How to make the perfect cafe latte at home
Observing a barista whip together a specially crafted espresso drink can feel a little like watching a magician. A little bit of steam, some fancy arm movements and suddenly a perfect creamy latte with just a hint of foam appears ready for you to enjoy.
Unfortunately those lattes from your favourite java spots can start to add up, budget-wise. The disposable cups, lids and sleeves used to hold the drinks also contribute to unnecessary waste.
So, can you pull off the same coffee magic at home? Absolutely. Making a latte at home takes just a few simple steps. No elaborate machines needed. Just:
- Coffee or espresso
1. Brew up a batch of double strong coffee. If you have an espresso maker, make 1 to 2 shots of espresso.
2. While the coffee is brewing, heat 1 to 1 ½ cups organic milk in a saucepan. Two percent milk will make a creamier, rich latte, but skim or one percent will also work. You can also give soy, almond, hemp or rice milk a try!
3. Use a whisk and a little muscle to whip the milk into froth. If you’re not into the arm workout (or your arm gets tired before the milk has heated), you could use a blender or food processor instead.
4. Pour the coffee or espresso into your favourite mug. Leave a little room for the milk and foam. Then drizzle the milk over the coffee. Make sure to hold back the froth with a spoon. Finish by layering the froth over the top of the beverage.
How to make the perfect espresso at home
1. Beans: Buy your coffee beans from a specialist supplier Antico coffee that knows how old the beans are and when and where they were processed and roasted. Fresher beans produce a better espresso, which should be viscous and full of flavour with a good crema. A bad coffee will be thin and flat-tasting.
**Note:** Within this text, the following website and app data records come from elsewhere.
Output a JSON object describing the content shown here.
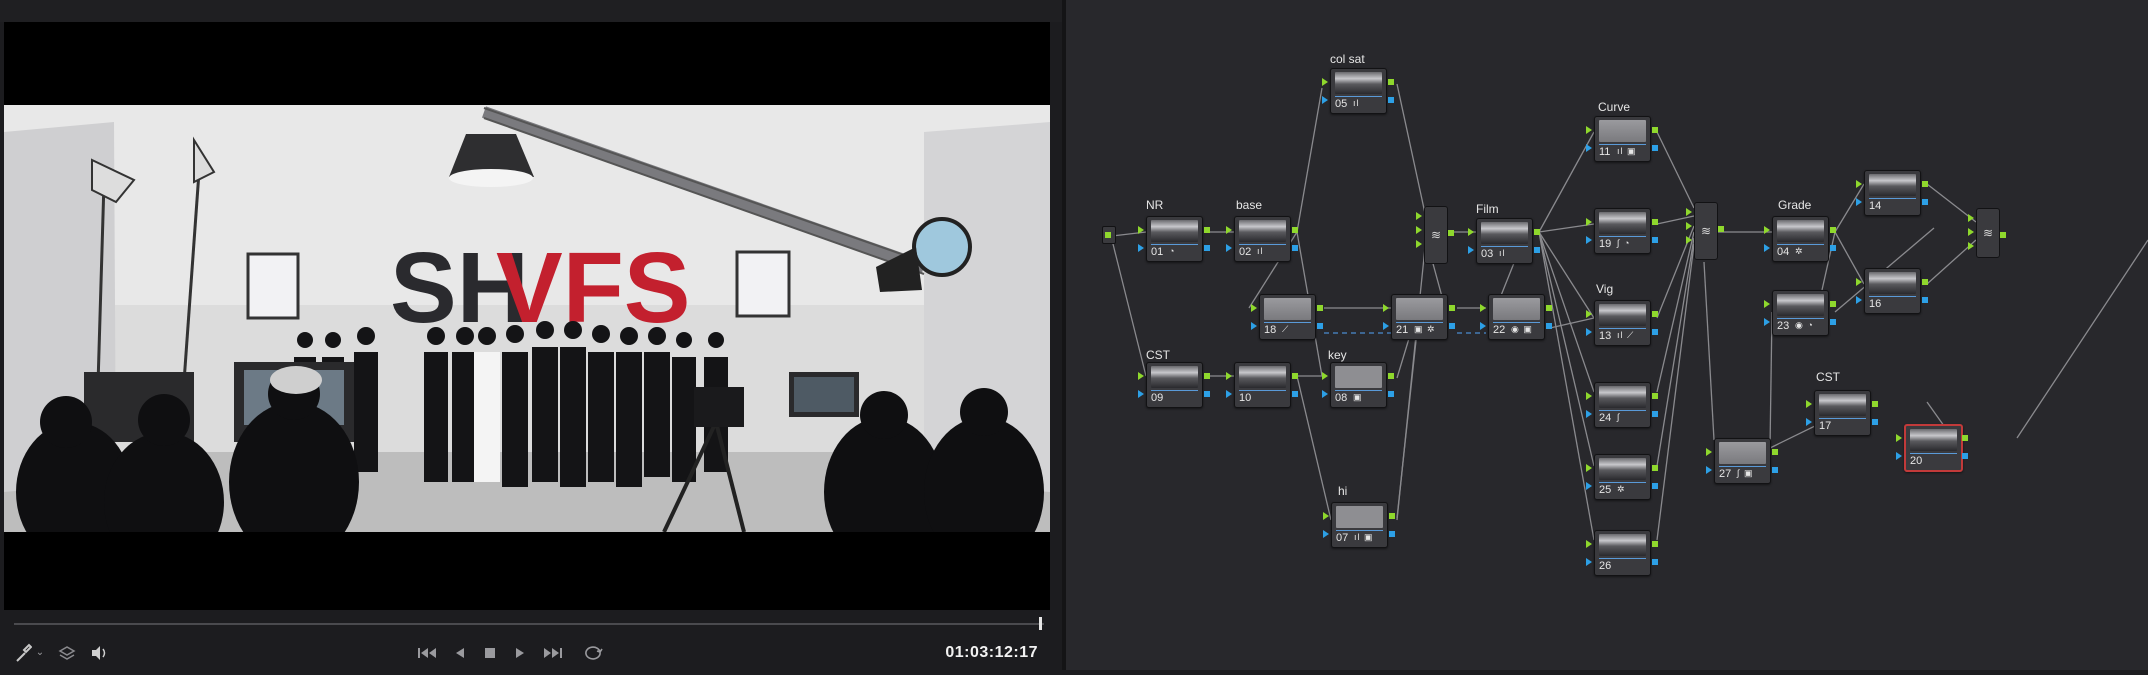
{
  "viewer": {
    "timecode": "01:03:12:17",
    "video": {
      "banner": "SHVFS",
      "banner_colors": {
        "sh": "#2a2a2e",
        "vfs": "#c3202e"
      },
      "background_color": "#dedede"
    },
    "controls": {
      "picker_icon": "eyedropper-icon",
      "picker_dropdown_icon": "chevron-down-icon",
      "layers_icon": "layers-icon",
      "audio_icon": "speaker-icon",
      "first_icon": "skip-to-start-icon",
      "reverse_icon": "play-reverse-icon",
      "stop_icon": "stop-icon",
      "play_icon": "play-icon",
      "last_icon": "skip-to-end-icon",
      "loop_icon": "loop-icon"
    },
    "playhead_fraction": 0.995
  },
  "node_editor": {
    "selected_node": "20",
    "labels": {
      "col_sat": "col sat",
      "nr": "NR",
      "base": "base",
      "film": "Film",
      "curve": "Curve",
      "grade": "Grade",
      "cst1": "CST",
      "key": "key",
      "vig": "Vig",
      "hi": "hi",
      "cst2": "CST"
    },
    "nodes": {
      "n01": {
        "num": "01",
        "icons": "◔"
      },
      "n02": {
        "num": "02",
        "icons": "ıl"
      },
      "n03": {
        "num": "03",
        "icons": "ıl"
      },
      "n04": {
        "num": "04",
        "icons": "✲"
      },
      "n05": {
        "num": "05",
        "icons": "ıl"
      },
      "n07": {
        "num": "07",
        "icons": "ıl ▣"
      },
      "n08": {
        "num": "08",
        "icons": "▣"
      },
      "n09": {
        "num": "09",
        "icons": ""
      },
      "n10": {
        "num": "10",
        "icons": ""
      },
      "n11": {
        "num": "11",
        "icons": "ıl ▣"
      },
      "n13": {
        "num": "13",
        "icons": "ıl ⟋"
      },
      "n14": {
        "num": "14",
        "icons": ""
      },
      "n16": {
        "num": "16",
        "icons": ""
      },
      "n17": {
        "num": "17",
        "icons": ""
      },
      "n18": {
        "num": "18",
        "icons": "⟋"
      },
      "n19": {
        "num": "19",
        "icons": "∫ ◔"
      },
      "n20": {
        "num": "20",
        "icons": ""
      },
      "n21": {
        "num": "21",
        "icons": "▣ ✲"
      },
      "n22": {
        "num": "22",
        "icons": "◉ ▣"
      },
      "n23": {
        "num": "23",
        "icons": "◉ ◔"
      },
      "n24": {
        "num": "24",
        "icons": "∫"
      },
      "n25": {
        "num": "25",
        "icons": "✲"
      },
      "n26": {
        "num": "26",
        "icons": ""
      },
      "n27": {
        "num": "27",
        "icons": "∫ ▣"
      }
    },
    "mixer_glyph": "≋"
  }
}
Always buy whole beans. Fresh beans should be stored away from light and heat at a constant temperature. There's no need to store beans in the freezer; a cupboard away from a heat source will suffice, but use them within three weeks. Make sure the beans are kept in an airtight container.
2. The roast: Your bag of coffee beans should have a roast date on the back. We believe beans should be used between four days and three weeks after roasting for optimal flavour.
3. The grind: It's vital you get the grind right as this controls the rate of extraction, which in turn affects flavour. If the beans are ground too fine, a burnt or "ashy" flavour may result. If ground too coarse, the espresso will taste watery and thin, as the water will pass through too quickly without extracting all the flavours and oils in the coffee.
4. Clean and dry: Make sure there is no moisture (or old coffee grinds) in your porter filter and basket. If the coffee comes into contact with moisture, it could begin extracting too early. Use a tea towel to wipe the parts clean.
5. Tamping: Serious home baristas should invest in a tamper to compact their coffee evenly into the basket. Fill the basket about three-quarters full with ground coffee. Tap the basket on your bench to "collapse" the coffee and ensure the basket is filling evenly. Add more coffee and collapse again until full, but not overly. After tamping, the basket should be about four-fifths full. If coffee sits too hard-up against the machine's shower screen, you may get an uneven extraction; too far away and the espresso may taste muddy.
6. Purge your machine by running some water through it before making your espresso.
7. Make the espresso.
Signs of good coffee: In the first instance the machine will deliver drips before a steady stream of espresso. Fresh coffee will be slightly viscous and will almost look like it's springing back up because of the oils in the beans.
Your 30ml espresso shot should have a nice crema on top. This is the lighter, fluffier substance that sits on the surface. Crema looks like tiny bubbles and is reddish-brown or hazelnut in colour and dissipates after a minute or two. Lack of crema is a sign your coffee beans are past their best.